YOUR GOAL:
Go through the material and copy every line in which "likes" appears.

STUDY MATERIAL:
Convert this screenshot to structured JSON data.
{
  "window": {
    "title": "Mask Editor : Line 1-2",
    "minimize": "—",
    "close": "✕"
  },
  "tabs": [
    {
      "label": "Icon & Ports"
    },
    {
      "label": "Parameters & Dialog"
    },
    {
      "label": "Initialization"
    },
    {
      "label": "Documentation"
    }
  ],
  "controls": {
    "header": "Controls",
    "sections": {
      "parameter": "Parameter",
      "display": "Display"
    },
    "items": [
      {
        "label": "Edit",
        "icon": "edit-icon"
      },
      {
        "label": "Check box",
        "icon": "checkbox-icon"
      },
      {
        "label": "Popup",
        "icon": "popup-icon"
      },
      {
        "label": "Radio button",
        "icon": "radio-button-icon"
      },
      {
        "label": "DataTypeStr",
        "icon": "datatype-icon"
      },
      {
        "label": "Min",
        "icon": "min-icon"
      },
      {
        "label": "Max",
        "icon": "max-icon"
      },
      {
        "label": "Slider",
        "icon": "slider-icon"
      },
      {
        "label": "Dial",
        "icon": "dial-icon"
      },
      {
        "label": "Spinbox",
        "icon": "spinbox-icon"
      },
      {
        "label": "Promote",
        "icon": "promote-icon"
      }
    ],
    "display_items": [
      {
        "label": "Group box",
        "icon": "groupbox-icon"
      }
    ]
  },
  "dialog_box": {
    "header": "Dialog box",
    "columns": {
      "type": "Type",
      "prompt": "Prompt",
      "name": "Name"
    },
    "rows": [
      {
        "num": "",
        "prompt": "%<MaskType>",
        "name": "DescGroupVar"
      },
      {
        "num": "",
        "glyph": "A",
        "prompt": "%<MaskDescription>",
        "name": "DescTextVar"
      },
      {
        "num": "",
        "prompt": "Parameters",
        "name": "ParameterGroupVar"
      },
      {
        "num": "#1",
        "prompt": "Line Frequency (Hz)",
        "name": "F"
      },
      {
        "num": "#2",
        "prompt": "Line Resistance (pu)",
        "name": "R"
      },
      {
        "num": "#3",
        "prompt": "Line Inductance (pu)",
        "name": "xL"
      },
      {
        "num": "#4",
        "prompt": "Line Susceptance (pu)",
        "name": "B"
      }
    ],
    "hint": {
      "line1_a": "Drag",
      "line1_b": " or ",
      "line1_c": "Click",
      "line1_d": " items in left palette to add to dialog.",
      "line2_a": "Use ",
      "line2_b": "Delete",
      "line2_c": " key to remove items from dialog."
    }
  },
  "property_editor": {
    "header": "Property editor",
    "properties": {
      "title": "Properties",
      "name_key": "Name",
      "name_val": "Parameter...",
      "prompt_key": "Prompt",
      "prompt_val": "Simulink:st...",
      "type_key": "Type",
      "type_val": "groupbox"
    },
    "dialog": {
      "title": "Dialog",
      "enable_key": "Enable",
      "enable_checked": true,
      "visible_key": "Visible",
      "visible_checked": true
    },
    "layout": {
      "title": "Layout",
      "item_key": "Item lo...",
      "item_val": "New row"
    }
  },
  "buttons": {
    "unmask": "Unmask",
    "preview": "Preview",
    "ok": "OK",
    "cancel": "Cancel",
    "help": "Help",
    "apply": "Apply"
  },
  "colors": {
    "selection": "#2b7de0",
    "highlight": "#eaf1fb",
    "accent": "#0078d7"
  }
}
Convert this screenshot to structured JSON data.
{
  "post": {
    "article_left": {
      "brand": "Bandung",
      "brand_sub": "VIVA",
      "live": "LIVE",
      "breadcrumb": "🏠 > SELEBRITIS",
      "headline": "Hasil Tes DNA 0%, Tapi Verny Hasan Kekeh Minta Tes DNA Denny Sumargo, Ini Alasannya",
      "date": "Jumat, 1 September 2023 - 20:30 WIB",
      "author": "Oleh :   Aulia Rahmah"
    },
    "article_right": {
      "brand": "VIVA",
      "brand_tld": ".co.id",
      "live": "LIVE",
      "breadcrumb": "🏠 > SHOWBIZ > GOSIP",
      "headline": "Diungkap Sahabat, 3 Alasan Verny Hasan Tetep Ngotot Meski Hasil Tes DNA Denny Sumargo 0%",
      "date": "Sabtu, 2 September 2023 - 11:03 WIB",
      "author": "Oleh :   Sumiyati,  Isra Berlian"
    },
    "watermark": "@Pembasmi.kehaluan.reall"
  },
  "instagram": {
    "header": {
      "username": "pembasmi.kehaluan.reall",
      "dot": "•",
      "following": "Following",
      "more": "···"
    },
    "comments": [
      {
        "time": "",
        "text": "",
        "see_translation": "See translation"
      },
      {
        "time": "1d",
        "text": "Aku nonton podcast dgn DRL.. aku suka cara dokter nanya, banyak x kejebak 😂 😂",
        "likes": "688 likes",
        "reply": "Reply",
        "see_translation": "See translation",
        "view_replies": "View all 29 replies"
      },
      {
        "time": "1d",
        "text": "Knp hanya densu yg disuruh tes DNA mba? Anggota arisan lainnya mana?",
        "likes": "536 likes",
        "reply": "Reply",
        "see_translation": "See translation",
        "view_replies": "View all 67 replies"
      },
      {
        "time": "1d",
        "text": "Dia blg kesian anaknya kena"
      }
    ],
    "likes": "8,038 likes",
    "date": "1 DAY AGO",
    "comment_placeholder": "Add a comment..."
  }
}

RESULT:
        "likes": "688 likes",
        "likes": "536 likes",
    "likes": "8,038 likes",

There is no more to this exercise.